Creating Community Spaces

"An active restoration instills community pride"

Waterways in progress can be a driving force for better social cohesion and provide a focal point for the entire community. An active restoration not only roots people to their past, but helps form a common bond by instilling collective pride in the place they live today, and brings community benefits along the way.

Case Study: Hollingwood Hub, Chesterfield Canal 'Serving the Whole Community'

Hollingwood Hub stands alongside a lock on a five-mile restored length of the Chesterfield Canal, showcasing the restoration to all walkers and cyclists who stop here. Formerly a lock house, it was converted in 2010/11 thanks to a government grant of £385,000 under the Community Assets Programme and now boasts a coffee shop, a meeting and education room, a play and picnic area, shower and toilets.

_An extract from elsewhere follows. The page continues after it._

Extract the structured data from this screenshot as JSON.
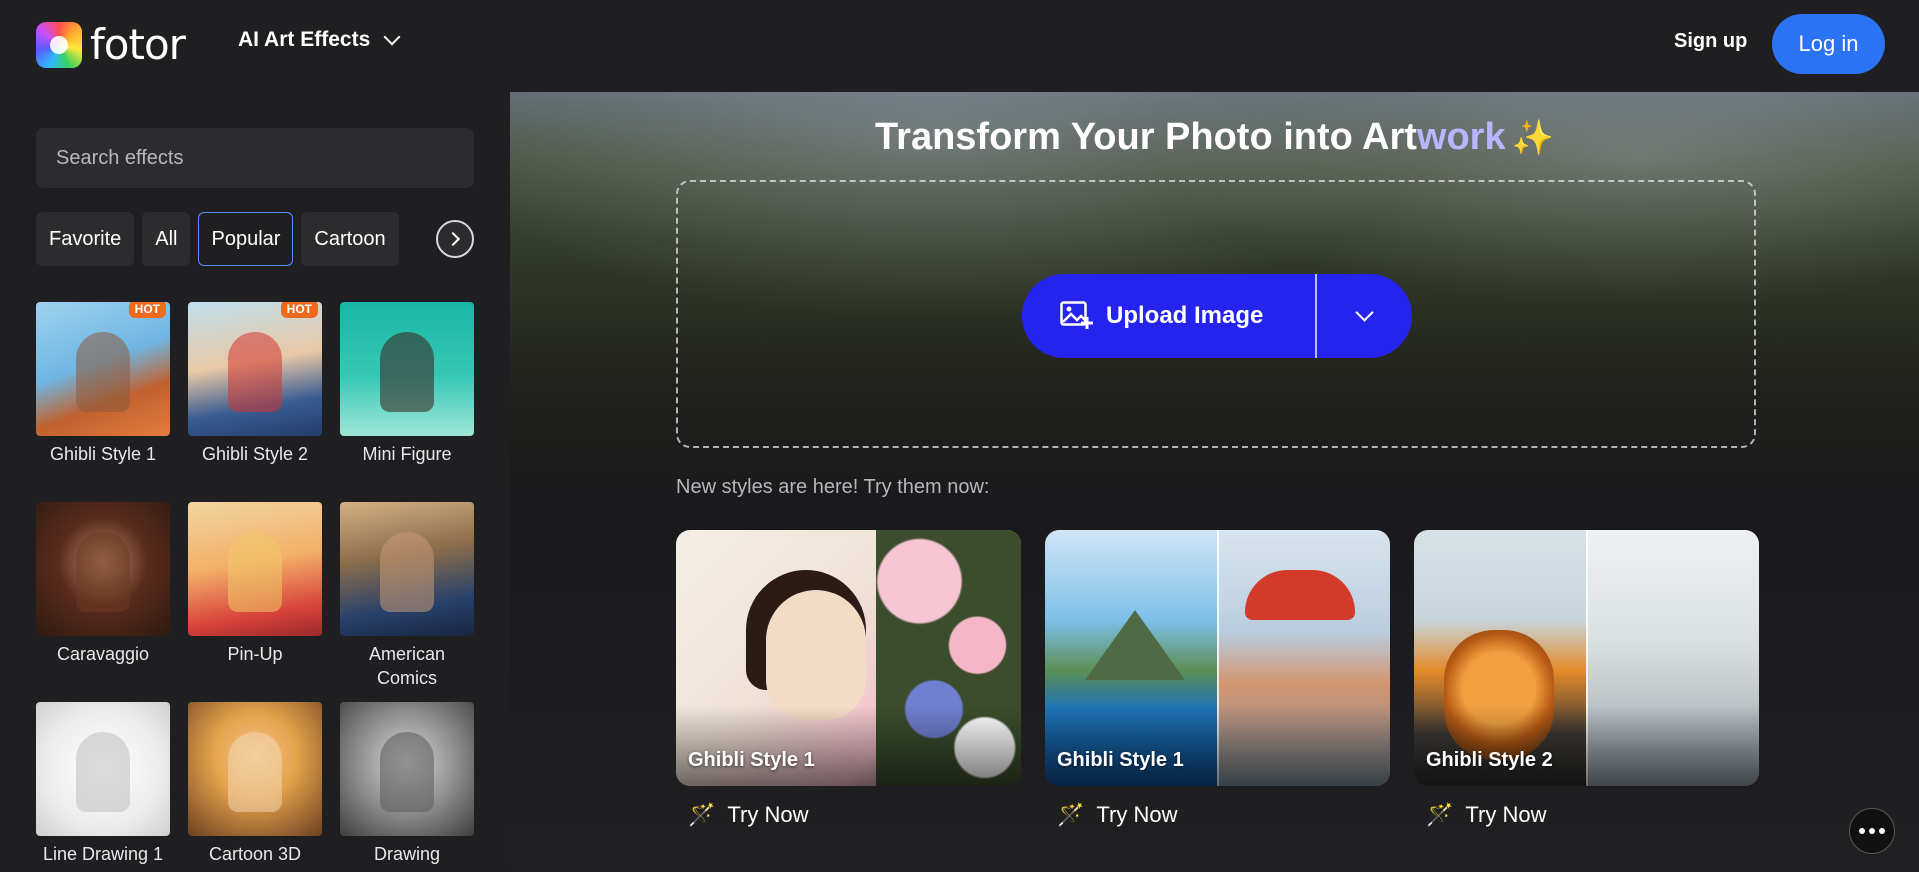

The Hollingwood Hub site is owned by Derbyshire County Council, who supervised the renovation and construction, and it is run by the Chesterfield Canal Trust. It is conveniently located on the Chesterfield Canal towpath (which also forms part of the Trans Pennine Trail), attracting some 55,000 walkers and 30,000 cyclists each year, as well as anglers and canoeists. Many of them call at the Hub for coffee, for information about the canal or for volunteering opportunities. Meanwhile, the garden is being developed by local volunteers and school children. Benches, picnic tables and cycle racks have already made this an inviting area for all.